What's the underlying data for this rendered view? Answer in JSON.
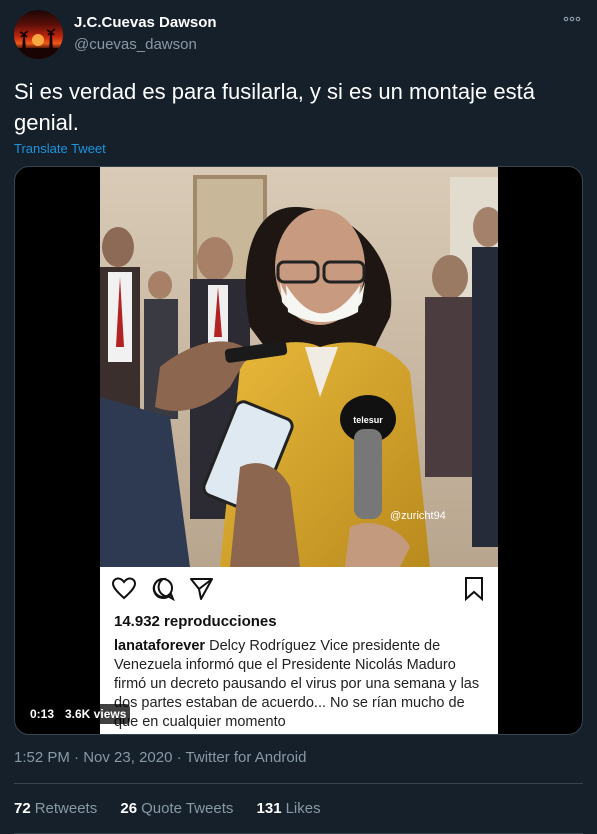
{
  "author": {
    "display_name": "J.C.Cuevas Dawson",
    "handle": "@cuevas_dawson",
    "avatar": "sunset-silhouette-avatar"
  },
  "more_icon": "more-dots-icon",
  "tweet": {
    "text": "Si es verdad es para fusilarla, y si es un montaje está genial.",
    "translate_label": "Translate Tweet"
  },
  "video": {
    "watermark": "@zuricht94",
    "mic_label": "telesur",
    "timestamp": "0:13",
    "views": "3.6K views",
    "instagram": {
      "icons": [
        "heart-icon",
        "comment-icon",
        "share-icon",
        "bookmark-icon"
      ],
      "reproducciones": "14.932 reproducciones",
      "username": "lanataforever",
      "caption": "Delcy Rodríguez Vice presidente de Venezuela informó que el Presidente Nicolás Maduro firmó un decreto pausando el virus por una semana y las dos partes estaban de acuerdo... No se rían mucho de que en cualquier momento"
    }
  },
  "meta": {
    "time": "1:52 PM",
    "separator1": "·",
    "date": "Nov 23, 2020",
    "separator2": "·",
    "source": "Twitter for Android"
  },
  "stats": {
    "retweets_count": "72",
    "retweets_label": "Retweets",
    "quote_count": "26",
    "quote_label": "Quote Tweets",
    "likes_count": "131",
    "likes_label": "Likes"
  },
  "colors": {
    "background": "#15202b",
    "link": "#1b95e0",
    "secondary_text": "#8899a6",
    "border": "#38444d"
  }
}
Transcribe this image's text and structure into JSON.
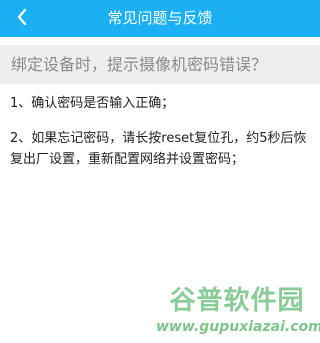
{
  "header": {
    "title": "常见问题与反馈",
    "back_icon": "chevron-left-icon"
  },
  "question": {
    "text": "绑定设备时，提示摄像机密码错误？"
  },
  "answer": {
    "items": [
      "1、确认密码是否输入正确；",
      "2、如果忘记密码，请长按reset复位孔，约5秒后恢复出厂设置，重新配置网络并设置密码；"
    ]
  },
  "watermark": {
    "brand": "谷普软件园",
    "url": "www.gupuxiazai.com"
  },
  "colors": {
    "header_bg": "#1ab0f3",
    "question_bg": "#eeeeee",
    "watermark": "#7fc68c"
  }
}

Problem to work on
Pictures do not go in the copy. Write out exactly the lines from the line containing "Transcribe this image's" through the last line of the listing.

Your solution
Transcribe this image's text and structure into JSON.
{
  "header": {
    "title": "常见问题与反馈",
    "back_icon": "chevron-left-icon"
  },
  "question": {
    "text": "绑定设备时，提示摄像机密码错误？"
  },
  "answer": {
    "items": [
      "1、确认密码是否输入正确；",
      "2、如果忘记密码，请长按reset复位孔，约5秒后恢复出厂设置，重新配置网络并设置密码；"
    ]
  },
  "watermark": {
    "brand": "谷普软件园",
    "url": "www.gupuxiazai.com"
  },
  "colors": {
    "header_bg": "#1ab0f3",
    "question_bg": "#eeeeee",
    "watermark": "#7fc68c"
  }
}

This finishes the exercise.